Secretary of Homeland Security Kirstjen Nielsen told reporters on a conference call that the agency has already pulled officers from official border crossings to help contend with the surge of immigrants, a move that could lead to closures.
“It’s on the table,” Nielsen said. “I will make a recommendation accordingly to the president.”
Nielsen said the US hopes that working with Mexico to stem the flow of Central American immigrants making the journey to the US and reallocating resources between the ports of entry will reduce the number of people they’re seeing at the border.
“What the president is making clear is with these numbers if we have to close ports to take care of all the numbers who are coming we will do that,” Nielsen said. “We are at a breaking point.”
At Trump’s Mar-a-Lago resort in Florida, the president reiterated his threat to close the border.
“If they don’t stop them, we’re closing the border,” Trump said Friday. “We’ll close it. And we’ll keep it closed for a long time. I’m not playing games. Mexico has to stop it.”
“There’s a very good likelihood” it will happen next week, he later added.
This month, agents are projected to apprehend more than 50,000 families across the southern border — the highest total on record since the US began tracking the statistic in 2012.
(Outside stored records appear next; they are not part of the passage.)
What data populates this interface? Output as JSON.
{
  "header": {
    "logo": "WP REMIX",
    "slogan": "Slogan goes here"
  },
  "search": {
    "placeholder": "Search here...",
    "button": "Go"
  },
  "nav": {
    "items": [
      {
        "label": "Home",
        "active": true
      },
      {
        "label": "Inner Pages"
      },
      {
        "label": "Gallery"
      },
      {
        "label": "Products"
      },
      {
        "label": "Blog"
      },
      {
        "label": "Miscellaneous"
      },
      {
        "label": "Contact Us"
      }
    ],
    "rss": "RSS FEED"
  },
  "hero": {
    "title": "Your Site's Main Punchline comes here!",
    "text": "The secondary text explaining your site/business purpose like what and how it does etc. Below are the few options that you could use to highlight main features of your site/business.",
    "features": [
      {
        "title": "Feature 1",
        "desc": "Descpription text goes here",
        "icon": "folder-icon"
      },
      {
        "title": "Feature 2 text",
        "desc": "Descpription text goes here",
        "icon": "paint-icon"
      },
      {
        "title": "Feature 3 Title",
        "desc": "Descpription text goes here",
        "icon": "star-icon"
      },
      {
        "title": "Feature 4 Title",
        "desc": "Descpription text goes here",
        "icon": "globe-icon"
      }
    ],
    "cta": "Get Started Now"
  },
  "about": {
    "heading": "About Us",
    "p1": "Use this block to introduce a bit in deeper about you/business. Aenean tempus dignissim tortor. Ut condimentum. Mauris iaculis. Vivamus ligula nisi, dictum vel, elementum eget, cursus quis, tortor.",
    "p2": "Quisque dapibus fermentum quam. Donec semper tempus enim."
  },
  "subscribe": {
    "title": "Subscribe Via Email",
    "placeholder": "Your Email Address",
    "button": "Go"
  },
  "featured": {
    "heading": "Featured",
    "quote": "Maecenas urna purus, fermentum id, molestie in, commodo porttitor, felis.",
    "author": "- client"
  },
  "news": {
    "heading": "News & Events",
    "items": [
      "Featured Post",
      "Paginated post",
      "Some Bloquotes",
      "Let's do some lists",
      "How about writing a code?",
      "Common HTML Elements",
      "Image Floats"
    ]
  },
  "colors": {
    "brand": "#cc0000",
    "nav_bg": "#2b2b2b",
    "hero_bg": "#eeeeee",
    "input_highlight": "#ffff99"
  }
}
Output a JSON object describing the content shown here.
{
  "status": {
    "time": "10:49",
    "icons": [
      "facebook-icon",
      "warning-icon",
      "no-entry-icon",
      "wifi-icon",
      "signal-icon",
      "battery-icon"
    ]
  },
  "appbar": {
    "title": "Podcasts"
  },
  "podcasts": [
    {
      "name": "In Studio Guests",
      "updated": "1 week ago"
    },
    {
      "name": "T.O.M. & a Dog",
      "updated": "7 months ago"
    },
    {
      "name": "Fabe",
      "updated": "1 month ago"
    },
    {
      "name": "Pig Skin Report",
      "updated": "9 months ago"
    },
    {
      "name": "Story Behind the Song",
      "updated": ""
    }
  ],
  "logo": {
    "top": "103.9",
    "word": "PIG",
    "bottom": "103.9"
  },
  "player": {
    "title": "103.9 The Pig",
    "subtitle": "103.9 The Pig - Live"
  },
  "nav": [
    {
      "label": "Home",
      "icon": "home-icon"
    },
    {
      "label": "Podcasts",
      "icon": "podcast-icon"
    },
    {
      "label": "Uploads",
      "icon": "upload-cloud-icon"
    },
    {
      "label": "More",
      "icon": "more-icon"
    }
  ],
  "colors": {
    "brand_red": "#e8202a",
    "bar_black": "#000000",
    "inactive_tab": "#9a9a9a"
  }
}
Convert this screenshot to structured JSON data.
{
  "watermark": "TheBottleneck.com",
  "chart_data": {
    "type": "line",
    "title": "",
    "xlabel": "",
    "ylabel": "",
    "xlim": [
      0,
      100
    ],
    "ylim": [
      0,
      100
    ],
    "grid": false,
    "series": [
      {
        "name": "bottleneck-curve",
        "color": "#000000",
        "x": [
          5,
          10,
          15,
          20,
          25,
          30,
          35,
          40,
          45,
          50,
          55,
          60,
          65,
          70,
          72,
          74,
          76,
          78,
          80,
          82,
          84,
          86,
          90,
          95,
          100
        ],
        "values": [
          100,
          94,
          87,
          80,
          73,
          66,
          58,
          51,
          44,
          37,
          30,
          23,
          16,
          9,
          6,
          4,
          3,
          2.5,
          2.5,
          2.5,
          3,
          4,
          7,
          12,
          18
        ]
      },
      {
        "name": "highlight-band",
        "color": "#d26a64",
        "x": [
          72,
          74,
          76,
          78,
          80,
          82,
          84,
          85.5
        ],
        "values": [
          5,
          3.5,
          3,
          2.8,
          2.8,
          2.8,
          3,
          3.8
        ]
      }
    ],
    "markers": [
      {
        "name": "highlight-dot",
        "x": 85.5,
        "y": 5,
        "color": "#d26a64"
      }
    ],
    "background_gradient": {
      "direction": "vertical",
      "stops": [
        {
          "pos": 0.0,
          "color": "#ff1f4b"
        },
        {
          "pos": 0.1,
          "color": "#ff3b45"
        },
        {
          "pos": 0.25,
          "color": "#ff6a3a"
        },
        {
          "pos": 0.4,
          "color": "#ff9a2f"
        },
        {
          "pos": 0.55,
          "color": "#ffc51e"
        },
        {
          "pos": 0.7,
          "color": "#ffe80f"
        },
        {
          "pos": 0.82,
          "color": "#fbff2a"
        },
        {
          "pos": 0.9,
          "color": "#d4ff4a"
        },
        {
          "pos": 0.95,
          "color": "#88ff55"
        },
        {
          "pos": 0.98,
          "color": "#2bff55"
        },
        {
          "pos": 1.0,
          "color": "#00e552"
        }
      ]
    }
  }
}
Earlier this week, US Customs and Border Protection Commissioner Kevin McAleenan said the situation had forced the reassignment of 750 officers from nearby ports to the border with Mexico. The agents, he said, are needed to handle the projected record number of immigrant families apprehended this month.
Border Patrol has also temporarily closed highway checkpoints in its El Paso sector to deal with the increasing number of unaccompanied children and immigrant families.
In February, more than 76,000 immigrants crossed the US–Mexico border without authorization, more than 36,000 of which were families, a trend CBP officials have said has grown substantially in recent months and has stretched the system’s capacity. That number includes people who entered the US through an official border crossing without proper documentation and those who entered in between ports of entry.
The number of people who entered the US illegally or in between official border crossings was 66,450 last month. While CBP is seeing a record number of families arrive at the border, overall arrests are not at historic highs. Annual arrests along the nearly 2,000-mile southwest border are nowhere close to the peak of more than 1.6 million in the year 2000.
In one of his tweets Friday, Trump said the US loses “so much money with them, especially when you add in drug trafficking,” that closing the border would be a “good thing.”
Experts warn that shutting down the southern border, even just sections, would have a negative impact on the US economy. When border authorities closed the port of entry Nov. 25 between San Diego and Tijuana, Mexico, for several hours after a clash between Central American immigrants and Border Patrol agents, the San Ysidro Chamber of Commerce estimated that local businesses lost $5.3 million.
“Closing the border would be an economic disaster for the United States. There is more than a billion dollars in trade that crosses the border every day, trade which supports five million jobs in the United States according to a Wilson Center study,” said Christopher Wilson, deputy director of the Wilson Center’s Mexico Institute.
“Shutting this down from one day to the next would force many factories across the United States to stop their assembly lines within days, cause produce to rot, and generally throw the economies of both the United States and Mexico into turmoil.”
Theresa Brown, a former CBP adviser who now heads immigration policy at the Bipartisan Policy Center, said the impact on closures would depend on which ports would be closed and for how long.
“To those communities, they are lifelines,” she said of ports of entry in border regions. “They are essential, it would wreck the local communities depending on how long it is. People are working on one side and living on the other, there’s business, banking as well as imports and exports.”
Aaron Reichlin-Melnick, a policy analyst at the American Immigration Council put the blame for the issues at the border on DHS, which he said had received billions of dollars for fencing and hundreds of millions for humanitarian processing.
“Rather than shoving children under a bridge, DHS should work with communities and organizations across the country to ensure that families get the support they need,” he said.